Chiswick press in 1844 revived Caslon's founts, printing for Messrs. Longman the Diary of Lady Willoughby. This experiment was so far successful that about 1850 Messrs. Miller and Richard of Edinburgh were induced to cut punches for a series of " old style' letters. These and similar founts, cast by the above firm and others, have now come into general use and are obviously a great improvement on the ordinary
" modern style' in use in England, which is in fact the Bodoni type a little reduced in ugliness. The design of the letters of this modern " old style" leaves a good deal to be desired, and the whole effect is a little too gray, owing to the thinness of the letters.
It must be remembered, however, that most modern printing is done by machinery on soft paper, and not by the hand press, and these somewhat wiry letters are suitable for the machine process, which would not do justice to letters of more generous design.
It is discouraging to note that the improvement of the last fifty years is almost wholly confined to Great Britain.
Here and there a book is printed in France or Germany with some pretension to good taste, but the general revival of the old forms has made no way in those countries. Italy is contentedly stagnant.
America has produced a good many showy books, the typography, paper, and illustrations of which are, however, all wrong, oddity rather than rational beauty and meaning being apparently the thing sought for both in the letters and the illustrations.
To say a few words on the principles of design in typography : it is obvious that legibility is the first thing to be aimed at in the forms of the letters ; this is best furthered by the avoidance of irrational swellings and spiky projections, and by the using of careful purity of line. Even the Caslon type when enlarged shows great shortcomings in this respect : the ends of many of the letters such as the t and e are hooked up in a vulgar and meaningless way, instead of ending in the sharp and clear stroke of Jenson's letters ; there is a grossness in the upper finishings of letters like the c, the a, and so on, an ugly pear-shaped swelling defacing the form of the letter : in short, it happens to this craft, as to others, that the utilitarian practice, though it professes to avoid ornament, still clings to a foolish, because misunderstood conventionality, deduced from what was once ornament, and is by no means useful; which title can only be claimed by artistic practice, whether the art in it be conscious or unconscious.

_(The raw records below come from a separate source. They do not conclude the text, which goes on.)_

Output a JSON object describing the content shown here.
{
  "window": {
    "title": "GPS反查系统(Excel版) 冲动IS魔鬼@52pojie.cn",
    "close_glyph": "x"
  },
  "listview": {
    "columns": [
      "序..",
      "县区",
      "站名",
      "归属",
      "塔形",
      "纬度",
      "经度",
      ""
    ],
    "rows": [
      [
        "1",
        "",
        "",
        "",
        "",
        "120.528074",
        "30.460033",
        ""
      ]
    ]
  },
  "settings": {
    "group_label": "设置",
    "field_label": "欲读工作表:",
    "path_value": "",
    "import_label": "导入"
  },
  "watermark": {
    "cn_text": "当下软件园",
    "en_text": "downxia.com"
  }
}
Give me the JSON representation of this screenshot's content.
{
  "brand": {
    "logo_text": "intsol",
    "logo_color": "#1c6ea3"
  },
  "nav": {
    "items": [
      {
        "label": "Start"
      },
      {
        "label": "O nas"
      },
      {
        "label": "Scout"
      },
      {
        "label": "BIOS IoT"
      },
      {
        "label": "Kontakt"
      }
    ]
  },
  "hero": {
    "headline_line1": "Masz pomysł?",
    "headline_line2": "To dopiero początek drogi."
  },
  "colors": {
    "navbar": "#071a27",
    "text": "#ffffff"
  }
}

In no characters is the contrast between the ugly and vulgar illegibility of the modern type and the elegance and legibility of the ancient more striking than in the Arabic numerals. In the old print each figure has its definite individuality, and one cannot be mistaken for the other ; in reading the modern figures the eyes must be strained before the reader can have any reasonable assurance that he has a 5, an 8, or a 3 before him, unless the press work is of the best : this is awkward if you have to read Bradshaw's Guide in a hurry.
One of the differences between the fine type and the utilitarian must probably be put down to a misapprehension of a commercial necessity : this is the narrowing of the modern letters. Most of Jenson's letters -are designed within a square, the modern letters are narrowed by a third or thereabout; but while this gain of space very much hampers the possibility of beauty of design, it is not a real gain, for the modern printer throws the gain away by putting inordinately wide spaces between his lines, which, probably, the lateral compression of his letters renders necessary. Commercialism again compels the use of type too small in size to be comfortable reading : the size known as " Long primer' ought to be the smallest size used in a book meant to be read. Here, again, if the practice of " leading ' were retrenched larger type could be used without enhancing the price of a book.